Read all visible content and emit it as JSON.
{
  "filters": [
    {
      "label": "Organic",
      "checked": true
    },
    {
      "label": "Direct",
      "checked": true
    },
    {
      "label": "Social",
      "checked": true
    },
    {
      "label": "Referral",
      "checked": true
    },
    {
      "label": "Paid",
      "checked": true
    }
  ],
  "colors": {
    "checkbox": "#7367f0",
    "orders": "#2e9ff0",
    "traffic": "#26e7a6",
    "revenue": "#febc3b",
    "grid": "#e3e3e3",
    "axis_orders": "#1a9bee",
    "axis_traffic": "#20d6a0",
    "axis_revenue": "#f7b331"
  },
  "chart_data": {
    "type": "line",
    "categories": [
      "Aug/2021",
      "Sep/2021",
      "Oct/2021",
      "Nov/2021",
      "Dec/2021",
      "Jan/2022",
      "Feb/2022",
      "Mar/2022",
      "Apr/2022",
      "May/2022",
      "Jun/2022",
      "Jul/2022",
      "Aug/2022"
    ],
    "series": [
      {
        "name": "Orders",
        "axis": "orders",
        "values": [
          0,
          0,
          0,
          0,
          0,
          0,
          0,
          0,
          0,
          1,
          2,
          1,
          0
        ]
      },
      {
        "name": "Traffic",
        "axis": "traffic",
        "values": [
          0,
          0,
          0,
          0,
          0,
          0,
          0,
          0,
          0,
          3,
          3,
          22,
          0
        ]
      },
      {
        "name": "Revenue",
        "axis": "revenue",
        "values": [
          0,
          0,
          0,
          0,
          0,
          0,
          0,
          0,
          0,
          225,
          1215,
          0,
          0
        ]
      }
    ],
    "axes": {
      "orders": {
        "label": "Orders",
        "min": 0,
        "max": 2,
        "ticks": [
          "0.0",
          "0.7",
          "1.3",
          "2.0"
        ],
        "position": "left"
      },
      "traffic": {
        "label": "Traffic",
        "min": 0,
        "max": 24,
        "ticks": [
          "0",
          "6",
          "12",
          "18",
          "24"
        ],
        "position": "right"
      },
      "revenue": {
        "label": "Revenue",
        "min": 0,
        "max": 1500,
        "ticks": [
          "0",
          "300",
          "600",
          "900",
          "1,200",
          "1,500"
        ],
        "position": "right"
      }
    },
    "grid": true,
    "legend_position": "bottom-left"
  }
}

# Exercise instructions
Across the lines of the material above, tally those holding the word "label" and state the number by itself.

# The completed task
8